▸ YOUR GOAL:
Among the entries, which lines carry the string "place"? Copy every one.

──────── EXCERPTED RECORDS

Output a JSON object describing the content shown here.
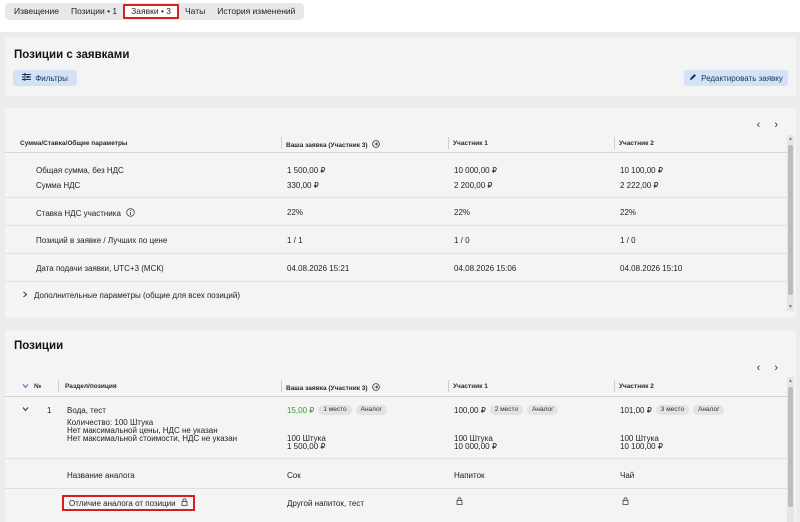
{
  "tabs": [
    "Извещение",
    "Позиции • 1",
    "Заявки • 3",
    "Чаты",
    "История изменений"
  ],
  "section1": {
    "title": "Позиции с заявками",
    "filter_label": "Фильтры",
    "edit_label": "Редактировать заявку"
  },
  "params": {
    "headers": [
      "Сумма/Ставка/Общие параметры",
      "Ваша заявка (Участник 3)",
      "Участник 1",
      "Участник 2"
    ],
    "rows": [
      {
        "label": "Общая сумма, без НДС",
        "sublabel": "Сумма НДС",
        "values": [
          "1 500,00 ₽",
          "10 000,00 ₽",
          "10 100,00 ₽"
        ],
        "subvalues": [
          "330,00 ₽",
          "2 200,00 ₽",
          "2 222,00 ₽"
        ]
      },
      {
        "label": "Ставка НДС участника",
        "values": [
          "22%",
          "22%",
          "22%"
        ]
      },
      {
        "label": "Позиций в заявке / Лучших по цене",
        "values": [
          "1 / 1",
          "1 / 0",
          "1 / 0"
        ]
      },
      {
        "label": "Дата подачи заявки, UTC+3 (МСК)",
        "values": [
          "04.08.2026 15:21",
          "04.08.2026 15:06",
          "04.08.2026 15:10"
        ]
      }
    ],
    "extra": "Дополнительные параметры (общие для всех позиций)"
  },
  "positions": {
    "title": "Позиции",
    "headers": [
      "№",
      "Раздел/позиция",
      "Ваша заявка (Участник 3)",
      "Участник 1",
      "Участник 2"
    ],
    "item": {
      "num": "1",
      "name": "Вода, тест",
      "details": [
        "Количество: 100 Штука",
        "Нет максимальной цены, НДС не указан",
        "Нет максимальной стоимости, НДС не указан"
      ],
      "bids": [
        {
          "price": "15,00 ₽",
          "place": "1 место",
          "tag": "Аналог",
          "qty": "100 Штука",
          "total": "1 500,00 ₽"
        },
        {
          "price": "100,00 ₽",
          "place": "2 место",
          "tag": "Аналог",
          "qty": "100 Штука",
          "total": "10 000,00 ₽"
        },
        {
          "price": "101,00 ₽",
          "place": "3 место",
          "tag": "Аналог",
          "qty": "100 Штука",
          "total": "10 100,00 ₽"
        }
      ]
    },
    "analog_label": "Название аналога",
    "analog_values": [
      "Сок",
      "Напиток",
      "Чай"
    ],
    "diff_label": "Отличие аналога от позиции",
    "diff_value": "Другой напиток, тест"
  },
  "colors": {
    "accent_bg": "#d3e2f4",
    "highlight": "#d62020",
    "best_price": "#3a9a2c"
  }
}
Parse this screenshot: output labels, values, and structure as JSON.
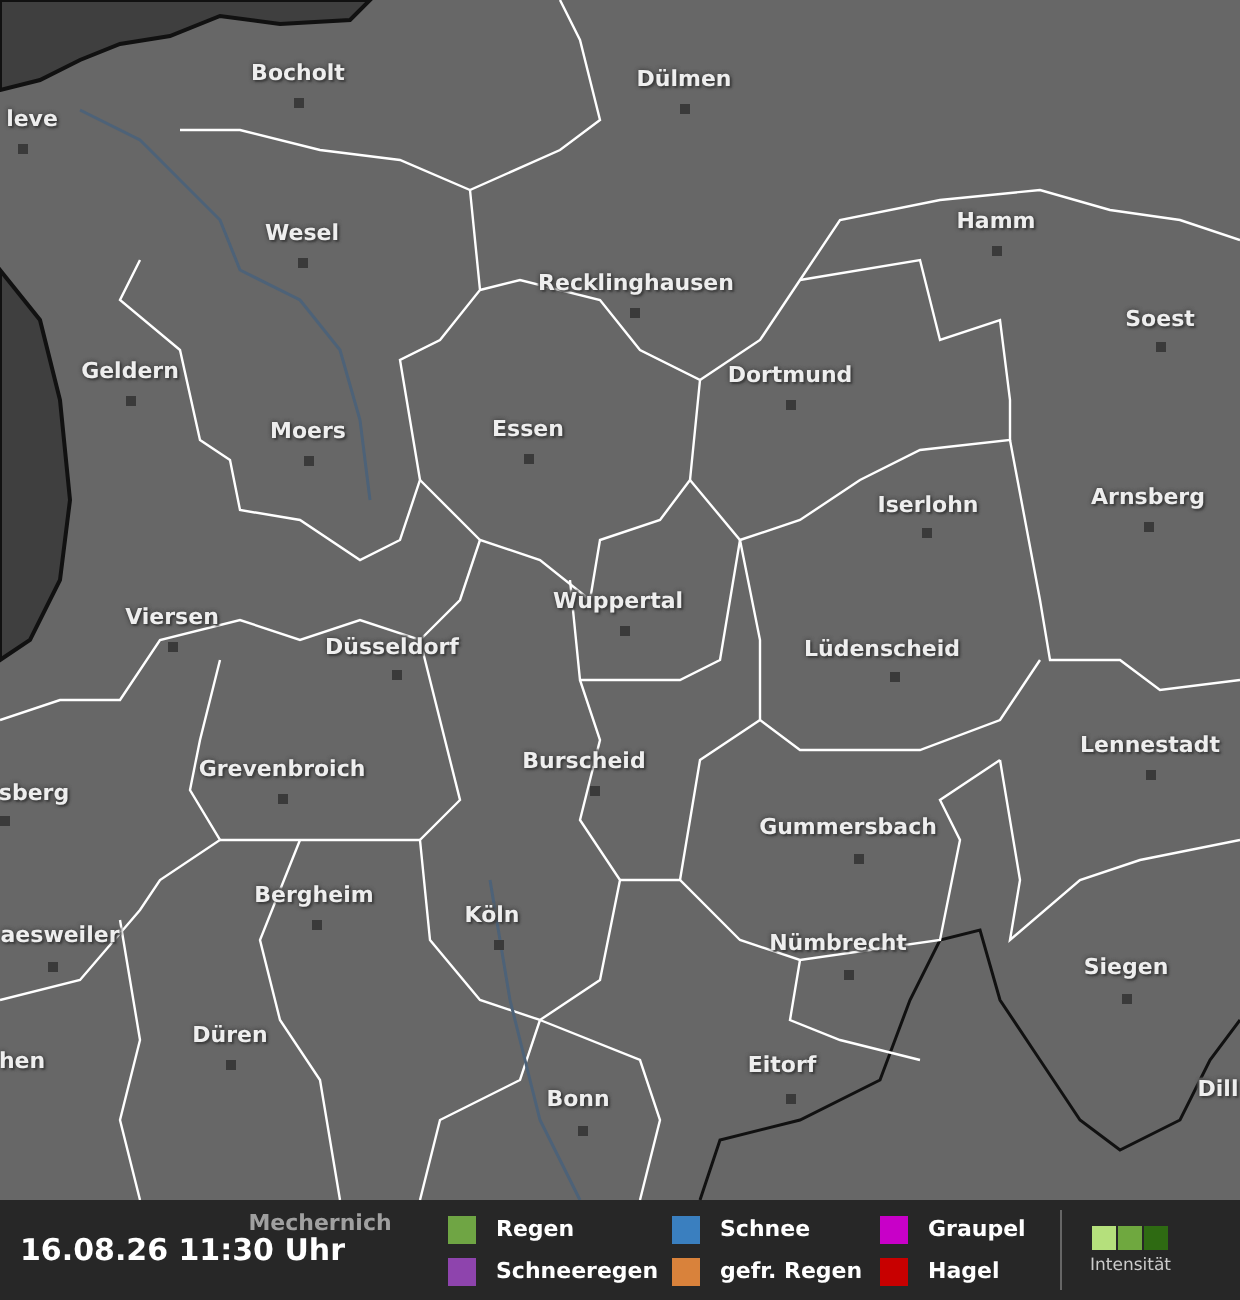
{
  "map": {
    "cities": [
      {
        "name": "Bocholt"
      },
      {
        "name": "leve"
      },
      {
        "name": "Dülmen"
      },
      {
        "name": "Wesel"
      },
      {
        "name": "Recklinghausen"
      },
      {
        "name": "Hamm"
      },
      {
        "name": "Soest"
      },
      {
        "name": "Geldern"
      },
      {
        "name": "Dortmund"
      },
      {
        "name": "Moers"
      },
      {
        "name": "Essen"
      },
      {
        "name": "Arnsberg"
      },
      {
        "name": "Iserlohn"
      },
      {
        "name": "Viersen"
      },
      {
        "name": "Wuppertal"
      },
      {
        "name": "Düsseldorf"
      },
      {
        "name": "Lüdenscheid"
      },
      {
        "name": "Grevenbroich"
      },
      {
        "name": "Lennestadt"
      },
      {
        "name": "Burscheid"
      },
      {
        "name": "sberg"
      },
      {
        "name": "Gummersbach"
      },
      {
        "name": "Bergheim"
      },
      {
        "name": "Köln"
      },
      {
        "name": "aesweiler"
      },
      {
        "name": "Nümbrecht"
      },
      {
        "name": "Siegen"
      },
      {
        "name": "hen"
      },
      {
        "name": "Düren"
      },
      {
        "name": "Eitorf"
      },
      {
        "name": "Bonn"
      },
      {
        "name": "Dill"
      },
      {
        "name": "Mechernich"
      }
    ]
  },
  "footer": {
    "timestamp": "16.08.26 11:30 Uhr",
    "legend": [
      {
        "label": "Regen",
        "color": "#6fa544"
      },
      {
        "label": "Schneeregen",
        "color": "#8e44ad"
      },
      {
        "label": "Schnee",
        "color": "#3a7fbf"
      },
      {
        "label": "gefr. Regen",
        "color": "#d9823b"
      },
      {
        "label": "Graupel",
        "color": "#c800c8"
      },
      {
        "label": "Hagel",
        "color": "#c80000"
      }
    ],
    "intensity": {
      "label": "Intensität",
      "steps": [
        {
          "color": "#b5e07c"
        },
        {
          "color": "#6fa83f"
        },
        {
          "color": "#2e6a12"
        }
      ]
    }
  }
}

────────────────

▸ TASK RESULT:
          "place": "1 место",
          "place": "2 место",
          "place": "3 место",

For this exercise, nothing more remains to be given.